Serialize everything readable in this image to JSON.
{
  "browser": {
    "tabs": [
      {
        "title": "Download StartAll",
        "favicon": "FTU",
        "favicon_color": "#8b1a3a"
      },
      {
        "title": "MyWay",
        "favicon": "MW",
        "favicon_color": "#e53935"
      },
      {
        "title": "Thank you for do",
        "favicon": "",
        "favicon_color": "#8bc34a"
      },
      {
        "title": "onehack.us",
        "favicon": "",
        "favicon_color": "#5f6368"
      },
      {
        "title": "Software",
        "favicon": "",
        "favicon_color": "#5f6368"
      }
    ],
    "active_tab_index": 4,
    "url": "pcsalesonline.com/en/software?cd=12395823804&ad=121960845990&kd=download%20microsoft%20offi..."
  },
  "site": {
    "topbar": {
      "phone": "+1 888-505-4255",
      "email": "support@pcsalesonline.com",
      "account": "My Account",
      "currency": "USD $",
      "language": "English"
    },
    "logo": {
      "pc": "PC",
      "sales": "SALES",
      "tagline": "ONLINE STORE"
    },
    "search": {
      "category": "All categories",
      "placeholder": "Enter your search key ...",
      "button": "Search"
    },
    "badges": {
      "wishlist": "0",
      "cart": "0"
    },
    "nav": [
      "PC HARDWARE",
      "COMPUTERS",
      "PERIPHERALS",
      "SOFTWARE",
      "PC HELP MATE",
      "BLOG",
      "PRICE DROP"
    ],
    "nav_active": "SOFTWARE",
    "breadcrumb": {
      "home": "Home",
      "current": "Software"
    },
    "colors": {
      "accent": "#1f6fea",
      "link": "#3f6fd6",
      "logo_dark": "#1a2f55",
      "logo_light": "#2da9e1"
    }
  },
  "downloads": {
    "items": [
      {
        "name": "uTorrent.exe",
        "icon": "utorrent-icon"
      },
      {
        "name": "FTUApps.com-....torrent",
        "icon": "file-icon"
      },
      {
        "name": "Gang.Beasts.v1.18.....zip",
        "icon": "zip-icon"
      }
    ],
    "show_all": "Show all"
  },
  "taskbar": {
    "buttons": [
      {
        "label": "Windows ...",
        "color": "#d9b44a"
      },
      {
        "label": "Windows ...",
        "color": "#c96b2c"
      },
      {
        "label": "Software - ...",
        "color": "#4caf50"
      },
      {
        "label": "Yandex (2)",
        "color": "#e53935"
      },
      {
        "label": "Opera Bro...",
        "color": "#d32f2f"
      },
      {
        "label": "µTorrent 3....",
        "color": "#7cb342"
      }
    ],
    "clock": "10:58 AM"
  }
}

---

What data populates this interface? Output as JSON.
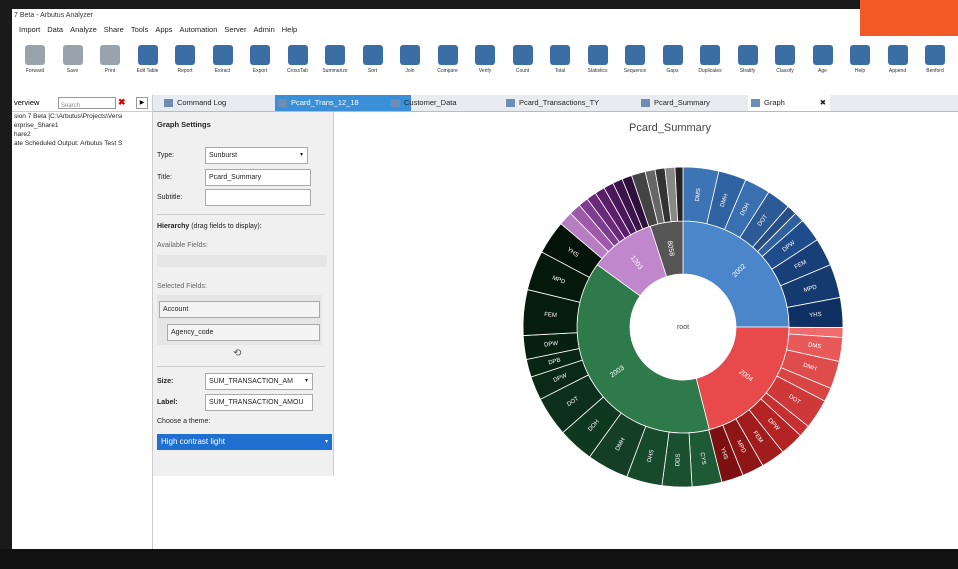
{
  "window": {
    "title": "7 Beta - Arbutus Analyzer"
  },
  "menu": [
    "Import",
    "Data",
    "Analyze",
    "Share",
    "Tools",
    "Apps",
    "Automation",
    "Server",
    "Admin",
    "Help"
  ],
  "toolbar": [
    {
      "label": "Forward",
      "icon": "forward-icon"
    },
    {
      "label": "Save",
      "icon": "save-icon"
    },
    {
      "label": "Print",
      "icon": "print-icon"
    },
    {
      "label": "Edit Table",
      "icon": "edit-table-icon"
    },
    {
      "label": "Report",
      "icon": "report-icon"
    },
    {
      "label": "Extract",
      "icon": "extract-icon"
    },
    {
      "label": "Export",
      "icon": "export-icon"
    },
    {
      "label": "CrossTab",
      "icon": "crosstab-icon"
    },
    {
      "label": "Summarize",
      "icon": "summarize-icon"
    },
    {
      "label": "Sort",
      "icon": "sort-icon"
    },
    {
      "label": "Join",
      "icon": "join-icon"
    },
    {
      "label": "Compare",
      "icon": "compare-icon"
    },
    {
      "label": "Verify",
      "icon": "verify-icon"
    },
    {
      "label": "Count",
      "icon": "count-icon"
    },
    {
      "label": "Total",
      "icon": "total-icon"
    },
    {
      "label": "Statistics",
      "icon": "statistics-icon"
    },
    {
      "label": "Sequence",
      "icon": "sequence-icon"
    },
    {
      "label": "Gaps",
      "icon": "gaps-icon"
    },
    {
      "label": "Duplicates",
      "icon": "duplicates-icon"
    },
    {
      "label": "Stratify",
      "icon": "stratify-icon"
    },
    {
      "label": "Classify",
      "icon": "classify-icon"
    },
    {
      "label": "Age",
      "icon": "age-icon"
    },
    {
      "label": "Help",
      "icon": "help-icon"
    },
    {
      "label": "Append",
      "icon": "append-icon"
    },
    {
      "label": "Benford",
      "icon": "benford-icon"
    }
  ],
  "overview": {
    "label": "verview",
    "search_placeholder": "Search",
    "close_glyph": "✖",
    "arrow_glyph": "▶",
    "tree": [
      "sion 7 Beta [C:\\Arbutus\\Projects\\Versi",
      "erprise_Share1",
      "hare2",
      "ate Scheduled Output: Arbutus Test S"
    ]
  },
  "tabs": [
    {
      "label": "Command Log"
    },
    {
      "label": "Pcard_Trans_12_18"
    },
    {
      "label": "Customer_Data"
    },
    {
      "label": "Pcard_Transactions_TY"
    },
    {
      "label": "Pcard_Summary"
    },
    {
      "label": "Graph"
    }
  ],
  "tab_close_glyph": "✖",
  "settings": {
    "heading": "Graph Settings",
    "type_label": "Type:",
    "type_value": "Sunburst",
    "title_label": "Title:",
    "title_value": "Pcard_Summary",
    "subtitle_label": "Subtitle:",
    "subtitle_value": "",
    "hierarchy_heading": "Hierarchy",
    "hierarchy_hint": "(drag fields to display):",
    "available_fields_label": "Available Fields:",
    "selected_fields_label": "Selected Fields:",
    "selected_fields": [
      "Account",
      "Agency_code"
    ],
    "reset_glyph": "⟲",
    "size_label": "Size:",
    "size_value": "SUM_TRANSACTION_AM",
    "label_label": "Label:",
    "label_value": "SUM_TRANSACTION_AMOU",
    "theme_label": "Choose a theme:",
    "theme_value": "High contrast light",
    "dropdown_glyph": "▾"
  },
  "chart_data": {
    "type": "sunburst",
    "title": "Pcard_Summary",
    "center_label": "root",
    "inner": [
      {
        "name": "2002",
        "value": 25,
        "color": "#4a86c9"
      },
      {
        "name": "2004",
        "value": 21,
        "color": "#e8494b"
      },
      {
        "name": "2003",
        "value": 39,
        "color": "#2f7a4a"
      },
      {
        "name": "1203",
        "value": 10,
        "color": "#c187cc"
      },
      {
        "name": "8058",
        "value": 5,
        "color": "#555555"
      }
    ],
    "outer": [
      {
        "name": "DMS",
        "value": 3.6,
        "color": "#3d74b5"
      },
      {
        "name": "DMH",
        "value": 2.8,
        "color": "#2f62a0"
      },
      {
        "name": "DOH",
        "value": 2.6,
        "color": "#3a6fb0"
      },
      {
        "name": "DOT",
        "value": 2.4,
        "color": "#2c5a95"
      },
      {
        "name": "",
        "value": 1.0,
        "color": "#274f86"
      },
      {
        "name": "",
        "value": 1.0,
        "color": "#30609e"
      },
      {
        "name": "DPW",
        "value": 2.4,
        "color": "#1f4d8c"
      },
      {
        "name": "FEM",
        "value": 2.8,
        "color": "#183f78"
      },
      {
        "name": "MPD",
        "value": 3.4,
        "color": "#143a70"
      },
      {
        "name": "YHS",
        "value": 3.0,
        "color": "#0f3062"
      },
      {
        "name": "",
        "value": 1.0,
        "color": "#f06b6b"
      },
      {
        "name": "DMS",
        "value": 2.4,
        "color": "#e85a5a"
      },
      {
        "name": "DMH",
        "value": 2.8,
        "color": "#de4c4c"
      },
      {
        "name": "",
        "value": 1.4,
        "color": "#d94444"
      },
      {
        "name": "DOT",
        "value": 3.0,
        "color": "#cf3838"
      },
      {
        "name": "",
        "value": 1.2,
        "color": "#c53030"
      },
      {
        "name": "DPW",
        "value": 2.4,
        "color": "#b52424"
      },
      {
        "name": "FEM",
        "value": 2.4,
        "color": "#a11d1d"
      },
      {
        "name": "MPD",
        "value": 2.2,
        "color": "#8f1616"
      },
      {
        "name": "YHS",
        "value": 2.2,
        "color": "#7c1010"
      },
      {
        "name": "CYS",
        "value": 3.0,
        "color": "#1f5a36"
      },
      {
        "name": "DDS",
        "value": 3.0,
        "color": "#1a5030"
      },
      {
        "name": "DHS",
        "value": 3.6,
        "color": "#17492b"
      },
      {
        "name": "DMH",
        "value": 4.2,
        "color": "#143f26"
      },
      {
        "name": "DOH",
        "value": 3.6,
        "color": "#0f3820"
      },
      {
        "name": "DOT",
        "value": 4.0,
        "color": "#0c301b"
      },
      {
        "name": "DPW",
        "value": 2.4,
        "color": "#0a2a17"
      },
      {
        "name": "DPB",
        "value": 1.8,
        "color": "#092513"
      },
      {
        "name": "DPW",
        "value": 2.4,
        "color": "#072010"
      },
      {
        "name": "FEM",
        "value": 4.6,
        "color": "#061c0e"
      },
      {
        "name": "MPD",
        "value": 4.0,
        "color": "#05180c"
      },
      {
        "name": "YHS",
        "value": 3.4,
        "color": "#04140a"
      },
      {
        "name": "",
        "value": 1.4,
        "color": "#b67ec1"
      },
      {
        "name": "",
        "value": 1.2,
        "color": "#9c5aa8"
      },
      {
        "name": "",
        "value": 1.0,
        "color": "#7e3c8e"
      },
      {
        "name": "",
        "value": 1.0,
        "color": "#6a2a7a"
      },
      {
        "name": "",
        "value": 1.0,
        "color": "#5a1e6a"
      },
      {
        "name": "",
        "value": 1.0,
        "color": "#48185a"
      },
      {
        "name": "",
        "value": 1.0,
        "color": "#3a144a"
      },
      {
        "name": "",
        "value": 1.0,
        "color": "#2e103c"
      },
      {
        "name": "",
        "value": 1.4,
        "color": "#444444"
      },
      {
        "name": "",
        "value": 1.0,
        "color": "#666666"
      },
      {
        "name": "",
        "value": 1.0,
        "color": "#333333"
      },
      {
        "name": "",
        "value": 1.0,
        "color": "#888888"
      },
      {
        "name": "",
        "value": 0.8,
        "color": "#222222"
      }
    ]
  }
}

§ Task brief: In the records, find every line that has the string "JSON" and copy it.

§ Solved problem:
Serialize everything readable in this image to JSON.
What data populates this interface? Output as JSON.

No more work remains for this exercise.